Problem details.
For each entry that follows, produce an exact copy.

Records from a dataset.
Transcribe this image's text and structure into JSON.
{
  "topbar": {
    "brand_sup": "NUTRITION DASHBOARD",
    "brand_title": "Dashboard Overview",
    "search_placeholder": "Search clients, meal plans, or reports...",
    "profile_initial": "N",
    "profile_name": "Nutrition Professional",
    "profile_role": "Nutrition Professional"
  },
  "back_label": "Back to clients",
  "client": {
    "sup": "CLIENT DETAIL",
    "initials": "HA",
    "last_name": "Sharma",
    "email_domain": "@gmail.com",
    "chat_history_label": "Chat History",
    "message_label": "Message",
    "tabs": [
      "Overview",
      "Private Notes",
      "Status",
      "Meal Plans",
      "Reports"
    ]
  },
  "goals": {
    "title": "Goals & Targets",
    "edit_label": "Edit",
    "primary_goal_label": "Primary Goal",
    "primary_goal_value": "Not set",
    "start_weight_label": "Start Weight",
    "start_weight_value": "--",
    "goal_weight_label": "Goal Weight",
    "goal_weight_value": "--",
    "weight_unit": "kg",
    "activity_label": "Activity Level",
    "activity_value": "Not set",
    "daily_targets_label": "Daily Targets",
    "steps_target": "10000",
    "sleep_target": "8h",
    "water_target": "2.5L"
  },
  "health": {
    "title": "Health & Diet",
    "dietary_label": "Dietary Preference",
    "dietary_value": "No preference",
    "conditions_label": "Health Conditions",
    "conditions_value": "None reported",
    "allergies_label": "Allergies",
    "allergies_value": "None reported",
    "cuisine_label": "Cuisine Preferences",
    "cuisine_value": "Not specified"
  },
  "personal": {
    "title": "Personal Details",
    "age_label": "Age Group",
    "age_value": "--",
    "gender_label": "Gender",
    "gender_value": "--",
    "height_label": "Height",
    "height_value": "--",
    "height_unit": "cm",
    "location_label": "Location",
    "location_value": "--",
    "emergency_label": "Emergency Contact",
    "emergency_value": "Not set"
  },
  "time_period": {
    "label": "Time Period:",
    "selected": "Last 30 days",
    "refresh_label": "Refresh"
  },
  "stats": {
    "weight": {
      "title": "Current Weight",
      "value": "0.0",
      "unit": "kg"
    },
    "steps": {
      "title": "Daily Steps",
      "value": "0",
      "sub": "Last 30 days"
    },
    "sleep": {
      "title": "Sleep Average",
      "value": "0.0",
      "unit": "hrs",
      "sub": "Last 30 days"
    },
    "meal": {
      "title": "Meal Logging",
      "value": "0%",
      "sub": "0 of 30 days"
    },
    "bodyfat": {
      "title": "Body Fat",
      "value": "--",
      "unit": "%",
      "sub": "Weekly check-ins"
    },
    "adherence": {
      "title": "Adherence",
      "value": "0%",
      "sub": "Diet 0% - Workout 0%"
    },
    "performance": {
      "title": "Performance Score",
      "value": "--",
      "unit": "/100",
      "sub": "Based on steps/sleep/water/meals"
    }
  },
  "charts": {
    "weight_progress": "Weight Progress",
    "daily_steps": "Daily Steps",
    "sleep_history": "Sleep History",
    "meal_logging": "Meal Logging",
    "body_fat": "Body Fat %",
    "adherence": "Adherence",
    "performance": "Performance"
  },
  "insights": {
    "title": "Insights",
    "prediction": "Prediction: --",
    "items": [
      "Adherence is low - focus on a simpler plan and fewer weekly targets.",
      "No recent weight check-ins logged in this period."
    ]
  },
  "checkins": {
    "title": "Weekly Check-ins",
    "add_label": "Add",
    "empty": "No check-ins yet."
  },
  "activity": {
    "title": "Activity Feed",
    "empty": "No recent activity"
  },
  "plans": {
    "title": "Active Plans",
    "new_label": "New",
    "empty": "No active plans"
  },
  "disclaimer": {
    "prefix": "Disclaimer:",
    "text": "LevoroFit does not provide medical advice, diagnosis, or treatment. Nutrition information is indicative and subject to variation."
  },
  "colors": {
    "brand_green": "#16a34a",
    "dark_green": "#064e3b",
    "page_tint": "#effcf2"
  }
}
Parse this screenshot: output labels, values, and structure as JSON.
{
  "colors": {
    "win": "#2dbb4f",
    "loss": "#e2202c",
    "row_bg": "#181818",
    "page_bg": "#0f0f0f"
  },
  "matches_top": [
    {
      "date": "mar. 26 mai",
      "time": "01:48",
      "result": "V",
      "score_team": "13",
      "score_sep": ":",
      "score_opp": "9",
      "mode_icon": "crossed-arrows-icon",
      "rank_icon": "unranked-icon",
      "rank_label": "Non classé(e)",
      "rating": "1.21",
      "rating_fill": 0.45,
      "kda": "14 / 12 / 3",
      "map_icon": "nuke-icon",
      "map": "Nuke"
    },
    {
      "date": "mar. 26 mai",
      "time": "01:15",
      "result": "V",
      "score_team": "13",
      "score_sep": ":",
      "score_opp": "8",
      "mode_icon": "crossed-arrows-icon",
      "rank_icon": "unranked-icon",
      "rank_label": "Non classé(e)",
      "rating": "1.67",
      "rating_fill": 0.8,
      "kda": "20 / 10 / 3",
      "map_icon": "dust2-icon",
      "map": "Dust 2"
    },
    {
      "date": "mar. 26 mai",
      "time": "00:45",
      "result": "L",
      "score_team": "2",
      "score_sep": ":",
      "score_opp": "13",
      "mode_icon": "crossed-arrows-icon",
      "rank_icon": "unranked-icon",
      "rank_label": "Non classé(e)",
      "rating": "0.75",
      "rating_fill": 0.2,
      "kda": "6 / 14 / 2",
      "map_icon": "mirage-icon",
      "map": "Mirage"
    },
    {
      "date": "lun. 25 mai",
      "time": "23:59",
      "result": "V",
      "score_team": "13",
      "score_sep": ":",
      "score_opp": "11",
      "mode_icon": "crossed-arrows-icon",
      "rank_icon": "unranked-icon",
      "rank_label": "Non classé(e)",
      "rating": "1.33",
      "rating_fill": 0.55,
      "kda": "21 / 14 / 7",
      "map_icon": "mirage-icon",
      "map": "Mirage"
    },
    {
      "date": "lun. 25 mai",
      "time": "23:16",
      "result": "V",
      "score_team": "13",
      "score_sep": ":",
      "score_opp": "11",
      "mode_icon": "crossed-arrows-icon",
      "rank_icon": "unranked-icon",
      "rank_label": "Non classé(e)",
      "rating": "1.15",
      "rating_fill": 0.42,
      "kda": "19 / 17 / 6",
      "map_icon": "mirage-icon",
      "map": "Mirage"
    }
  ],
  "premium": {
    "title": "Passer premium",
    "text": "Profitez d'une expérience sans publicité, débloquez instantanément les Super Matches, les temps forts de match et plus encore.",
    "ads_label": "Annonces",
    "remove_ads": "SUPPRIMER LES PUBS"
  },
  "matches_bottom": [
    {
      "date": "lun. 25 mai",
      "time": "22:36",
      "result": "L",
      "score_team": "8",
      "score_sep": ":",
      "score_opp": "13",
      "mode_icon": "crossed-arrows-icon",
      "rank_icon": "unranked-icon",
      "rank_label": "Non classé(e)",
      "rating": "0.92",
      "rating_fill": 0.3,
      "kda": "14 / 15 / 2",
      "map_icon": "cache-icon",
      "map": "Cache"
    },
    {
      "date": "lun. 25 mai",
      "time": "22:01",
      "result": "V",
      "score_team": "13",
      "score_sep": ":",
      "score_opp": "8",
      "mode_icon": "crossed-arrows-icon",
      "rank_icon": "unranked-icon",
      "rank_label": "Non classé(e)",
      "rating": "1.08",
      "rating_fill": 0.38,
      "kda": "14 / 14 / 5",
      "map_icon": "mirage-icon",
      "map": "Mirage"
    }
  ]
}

Answer box.
Transcribe this image's text and structure into JSON.
{
  "topbar": {
    "brand_sup": "NUTRITION DASHBOARD",
    "brand_title": "Dashboard Overview",
    "search_placeholder": "Search clients, meal plans, or reports...",
    "profile_initial": "N",
    "profile_name": "Nutrition Professional",
    "profile_role": "Nutrition Professional"
  },
  "back_label": "Back to clients",
  "client": {
    "sup": "CLIENT DETAIL",
    "initials": "HA",
    "last_name": "Sharma",
    "email_domain": "@gmail.com",
    "chat_history_label": "Chat History",
    "message_label": "Message",
    "tabs": [
      "Overview",
      "Private Notes",
      "Status",
      "Meal Plans",
      "Reports"
    ]
  },
  "goals": {
    "title": "Goals & Targets",
    "edit_label": "Edit",
    "primary_goal_label": "Primary Goal",
    "primary_goal_value": "Not set",
    "start_weight_label": "Start Weight",
    "start_weight_value": "--",
    "goal_weight_label": "Goal Weight",
    "goal_weight_value": "--",
    "weight_unit": "kg",
    "activity_label": "Activity Level",
    "activity_value": "Not set",
    "daily_targets_label": "Daily Targets",
    "steps_target": "10000",
    "sleep_target": "8h",
    "water_target": "2.5L"
  },
  "health": {
    "title": "Health & Diet",
    "dietary_label": "Dietary Preference",
    "dietary_value": "No preference",
    "conditions_label": "Health Conditions",
    "conditions_value": "None reported",
    "allergies_label": "Allergies",
    "allergies_value": "None reported",
    "cuisine_label": "Cuisine Preferences",
    "cuisine_value": "Not specified"
  },
  "personal": {
    "title": "Personal Details",
    "age_label": "Age Group",
    "age_value": "--",
    "gender_label": "Gender",
    "gender_value": "--",
    "height_label": "Height",
    "height_value": "--",
    "height_unit": "cm",
    "location_label": "Location",
    "location_value": "--",
    "emergency_label": "Emergency Contact",
    "emergency_value": "Not set"
  },
  "time_period": {
    "label": "Time Period:",
    "selected": "Last 30 days",
    "refresh_label": "Refresh"
  },
  "stats": {
    "weight": {
      "title": "Current Weight",
      "value": "0.0",
      "unit": "kg"
    },
    "steps": {
      "title": "Daily Steps",
      "value": "0",
      "sub": "Last 30 days"
    },
    "sleep": {
      "title": "Sleep Average",
      "value": "0.0",
      "unit": "hrs",
      "sub": "Last 30 days"
    },
    "meal": {
      "title": "Meal Logging",
      "value": "0%",
      "sub": "0 of 30 days"
    },
    "bodyfat": {
      "title": "Body Fat",
      "value": "--",
      "unit": "%",
      "sub": "Weekly check-ins"
    },
    "adherence": {
      "title": "Adherence",
      "value": "0%",
      "sub": "Diet 0% - Workout 0%"
    },
    "performance": {
      "title": "Performance Score",
      "value": "--",
      "unit": "/100",
      "sub": "Based on steps/sleep/water/meals"
    }
  },
  "charts": {
    "weight_progress": "Weight Progress",
    "daily_steps": "Daily Steps",
    "sleep_history": "Sleep History",
    "meal_logging": "Meal Logging",
    "body_fat": "Body Fat %",
    "adherence": "Adherence",
    "performance": "Performance"
  },
  "insights": {
    "title": "Insights",
    "prediction": "Prediction: --",
    "items": [
      "Adherence is low - focus on a simpler plan and fewer weekly targets.",
      "No recent weight check-ins logged in this period."
    ]
  },
  "checkins": {
    "title": "Weekly Check-ins",
    "add_label": "Add",
    "empty": "No check-ins yet."
  },
  "activity": {
    "title": "Activity Feed",
    "empty": "No recent activity"
  },
  "plans": {
    "title": "Active Plans",
    "new_label": "New",
    "empty": "No active plans"
  },
  "disclaimer": {
    "prefix": "Disclaimer:",
    "text": "LevoroFit does not provide medical advice, diagnosis, or treatment. Nutrition information is indicative and subject to variation."
  },
  "colors": {
    "brand_green": "#16a34a",
    "dark_green": "#064e3b",
    "page_tint": "#effcf2"
  }
}
Parse this screenshot: output labels, values, and structure as JSON.
{
  "colors": {
    "win": "#2dbb4f",
    "loss": "#e2202c",
    "row_bg": "#181818",
    "page_bg": "#0f0f0f"
  },
  "matches_top": [
    {
      "date": "mar. 26 mai",
      "time": "01:48",
      "result": "V",
      "score_team": "13",
      "score_sep": ":",
      "score_opp": "9",
      "mode_icon": "crossed-arrows-icon",
      "rank_icon": "unranked-icon",
      "rank_label": "Non classé(e)",
      "rating": "1.21",
      "rating_fill": 0.45,
      "kda": "14 / 12 / 3",
      "map_icon": "nuke-icon",
      "map": "Nuke"
    },
    {
      "date": "mar. 26 mai",
      "time": "01:15",
      "result": "V",
      "score_team": "13",
      "score_sep": ":",
      "score_opp": "8",
      "mode_icon": "crossed-arrows-icon",
      "rank_icon": "unranked-icon",
      "rank_label": "Non classé(e)",
      "rating": "1.67",
      "rating_fill": 0.8,
      "kda": "20 / 10 / 3",
      "map_icon": "dust2-icon",
      "map": "Dust 2"
    },
    {
      "date": "mar. 26 mai",
      "time": "00:45",
      "result": "L",
      "score_team": "2",
      "score_sep": ":",
      "score_opp": "13",
      "mode_icon": "crossed-arrows-icon",
      "rank_icon": "unranked-icon",
      "rank_label": "Non classé(e)",
      "rating": "0.75",
      "rating_fill": 0.2,
      "kda": "6 / 14 / 2",
      "map_icon": "mirage-icon",
      "map": "Mirage"
    },
    {
      "date": "lun. 25 mai",
      "time": "23:59",
      "result": "V",
      "score_team": "13",
      "score_sep": ":",
      "score_opp": "11",
      "mode_icon": "crossed-arrows-icon",
      "rank_icon": "unranked-icon",
      "rank_label": "Non classé(e)",
      "rating": "1.33",
      "rating_fill": 0.55,
      "kda": "21 / 14 / 7",
      "map_icon": "mirage-icon",
      "map": "Mirage"
    },
    {
      "date": "lun. 25 mai",
      "time": "23:16",
      "result": "V",
      "score_team": "13",
      "score_sep": ":",
      "score_opp": "11",
      "mode_icon": "crossed-arrows-icon",
      "rank_icon": "unranked-icon",
      "rank_label": "Non classé(e)",
      "rating": "1.15",
      "rating_fill": 0.42,
      "kda": "19 / 17 / 6",
      "map_icon": "mirage-icon",
      "map": "Mirage"
    }
  ],
  "premium": {
    "title": "Passer premium",
    "text": "Profitez d'une expérience sans publicité, débloquez instantanément les Super Matches, les temps forts de match et plus encore.",
    "ads_label": "Annonces",
    "remove_ads": "SUPPRIMER LES PUBS"
  },
  "matches_bottom": [
    {
      "date": "lun. 25 mai",
      "time": "22:36",
      "result": "L",
      "score_team": "8",
      "score_sep": ":",
      "score_opp": "13",
      "mode_icon": "crossed-arrows-icon",
      "rank_icon": "unranked-icon",
      "rank_label": "Non classé(e)",
      "rating": "0.92",
      "rating_fill": 0.3,
      "kda": "14 / 15 / 2",
      "map_icon": "cache-icon",
      "map": "Cache"
    },
    {
      "date": "lun. 25 mai",
      "time": "22:01",
      "result": "V",
      "score_team": "13",
      "score_sep": ":",
      "score_opp": "8",
      "mode_icon": "crossed-arrows-icon",
      "rank_icon": "unranked-icon",
      "rank_label": "Non classé(e)",
      "rating": "1.08",
      "rating_fill": 0.38,
      "kda": "14 / 14 / 5",
      "map_icon": "mirage-icon",
      "map": "Mirage"
    }
  ]
}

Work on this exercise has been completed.